• [GOAL OF THE EXERCISE]: Some lines in the entries contain the word "https". Copy all of them.

• [DATA TO PROCESS]:
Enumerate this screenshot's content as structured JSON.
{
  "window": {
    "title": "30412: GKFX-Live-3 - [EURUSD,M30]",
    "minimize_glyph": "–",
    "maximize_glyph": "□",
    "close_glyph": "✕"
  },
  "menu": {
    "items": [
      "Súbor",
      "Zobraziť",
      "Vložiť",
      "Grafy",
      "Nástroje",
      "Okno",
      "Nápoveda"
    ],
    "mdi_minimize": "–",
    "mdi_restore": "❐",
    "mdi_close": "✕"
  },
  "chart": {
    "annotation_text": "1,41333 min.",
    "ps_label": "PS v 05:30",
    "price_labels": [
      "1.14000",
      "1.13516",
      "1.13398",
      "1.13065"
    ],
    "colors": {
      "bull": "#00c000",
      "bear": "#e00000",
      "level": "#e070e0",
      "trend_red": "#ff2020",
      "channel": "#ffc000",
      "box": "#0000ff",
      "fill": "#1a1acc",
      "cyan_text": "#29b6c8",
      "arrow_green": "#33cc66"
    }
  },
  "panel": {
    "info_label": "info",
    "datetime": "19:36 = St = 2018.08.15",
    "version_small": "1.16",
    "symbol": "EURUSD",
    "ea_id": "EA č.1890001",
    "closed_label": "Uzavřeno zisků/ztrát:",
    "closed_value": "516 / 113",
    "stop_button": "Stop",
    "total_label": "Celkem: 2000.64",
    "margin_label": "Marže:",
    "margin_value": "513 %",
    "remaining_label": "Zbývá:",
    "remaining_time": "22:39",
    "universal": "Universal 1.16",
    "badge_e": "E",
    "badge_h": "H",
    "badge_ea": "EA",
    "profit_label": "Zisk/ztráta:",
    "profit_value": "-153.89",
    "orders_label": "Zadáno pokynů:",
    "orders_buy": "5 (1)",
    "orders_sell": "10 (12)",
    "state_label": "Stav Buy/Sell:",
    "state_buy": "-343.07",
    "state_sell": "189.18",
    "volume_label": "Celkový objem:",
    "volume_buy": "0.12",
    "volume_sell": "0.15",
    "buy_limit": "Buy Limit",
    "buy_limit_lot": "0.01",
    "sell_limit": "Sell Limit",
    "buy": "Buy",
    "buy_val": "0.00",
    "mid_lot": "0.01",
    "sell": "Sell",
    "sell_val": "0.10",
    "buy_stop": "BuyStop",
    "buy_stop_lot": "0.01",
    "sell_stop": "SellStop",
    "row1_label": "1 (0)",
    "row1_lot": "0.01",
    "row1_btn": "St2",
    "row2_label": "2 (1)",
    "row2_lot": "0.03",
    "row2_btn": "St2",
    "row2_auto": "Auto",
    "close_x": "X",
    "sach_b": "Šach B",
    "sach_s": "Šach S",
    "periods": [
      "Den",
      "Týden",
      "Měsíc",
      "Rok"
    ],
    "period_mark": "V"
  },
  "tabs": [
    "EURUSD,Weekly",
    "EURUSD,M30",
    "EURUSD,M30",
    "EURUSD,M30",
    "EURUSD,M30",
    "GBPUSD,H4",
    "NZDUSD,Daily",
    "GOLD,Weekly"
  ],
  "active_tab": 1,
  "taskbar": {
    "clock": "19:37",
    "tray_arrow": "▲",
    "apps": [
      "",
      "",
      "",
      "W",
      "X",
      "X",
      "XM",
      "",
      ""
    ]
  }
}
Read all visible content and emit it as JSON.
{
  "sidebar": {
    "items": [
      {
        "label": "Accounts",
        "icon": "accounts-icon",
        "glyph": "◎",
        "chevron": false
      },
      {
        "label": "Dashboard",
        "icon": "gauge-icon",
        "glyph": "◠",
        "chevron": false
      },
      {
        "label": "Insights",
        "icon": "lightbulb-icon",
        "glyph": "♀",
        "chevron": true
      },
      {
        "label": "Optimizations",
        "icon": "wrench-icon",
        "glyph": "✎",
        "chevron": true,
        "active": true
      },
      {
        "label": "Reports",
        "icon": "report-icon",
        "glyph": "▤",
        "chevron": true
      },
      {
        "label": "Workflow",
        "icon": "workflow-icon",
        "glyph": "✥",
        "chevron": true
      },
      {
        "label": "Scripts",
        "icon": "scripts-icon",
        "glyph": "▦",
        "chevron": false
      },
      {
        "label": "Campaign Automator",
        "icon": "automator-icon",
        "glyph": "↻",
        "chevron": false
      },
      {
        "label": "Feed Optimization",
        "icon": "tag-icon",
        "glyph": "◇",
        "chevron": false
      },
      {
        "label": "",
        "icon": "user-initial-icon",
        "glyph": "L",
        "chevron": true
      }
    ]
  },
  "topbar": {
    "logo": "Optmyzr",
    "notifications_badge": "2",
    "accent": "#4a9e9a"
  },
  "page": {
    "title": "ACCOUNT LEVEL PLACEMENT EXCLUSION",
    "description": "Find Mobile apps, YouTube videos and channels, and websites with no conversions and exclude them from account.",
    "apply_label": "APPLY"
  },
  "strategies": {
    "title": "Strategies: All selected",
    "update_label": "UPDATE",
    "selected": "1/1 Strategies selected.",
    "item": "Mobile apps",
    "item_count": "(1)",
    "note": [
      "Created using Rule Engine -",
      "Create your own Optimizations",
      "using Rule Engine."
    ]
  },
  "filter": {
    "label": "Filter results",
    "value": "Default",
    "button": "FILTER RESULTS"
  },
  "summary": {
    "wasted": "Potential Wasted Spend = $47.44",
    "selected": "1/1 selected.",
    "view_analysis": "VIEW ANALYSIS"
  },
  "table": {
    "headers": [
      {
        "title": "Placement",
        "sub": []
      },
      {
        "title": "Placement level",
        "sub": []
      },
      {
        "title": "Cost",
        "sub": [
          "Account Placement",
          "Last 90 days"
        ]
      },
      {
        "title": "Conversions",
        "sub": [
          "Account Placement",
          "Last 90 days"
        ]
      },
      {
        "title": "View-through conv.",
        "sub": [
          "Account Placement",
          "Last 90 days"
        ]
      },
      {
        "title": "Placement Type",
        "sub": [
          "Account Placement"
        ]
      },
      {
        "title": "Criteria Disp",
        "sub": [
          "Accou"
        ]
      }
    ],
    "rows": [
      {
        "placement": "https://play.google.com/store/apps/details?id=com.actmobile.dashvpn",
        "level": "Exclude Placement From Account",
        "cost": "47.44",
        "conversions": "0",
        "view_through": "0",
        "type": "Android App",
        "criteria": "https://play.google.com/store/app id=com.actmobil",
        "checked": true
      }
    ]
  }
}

• [RESULT OF THIS EXERCISE]:
        "placement": "https://play.google.com/store/apps/details?id=com.actmobile.dashvpn",
        "criteria": "https://play.google.com/store/app id=com.actmobil",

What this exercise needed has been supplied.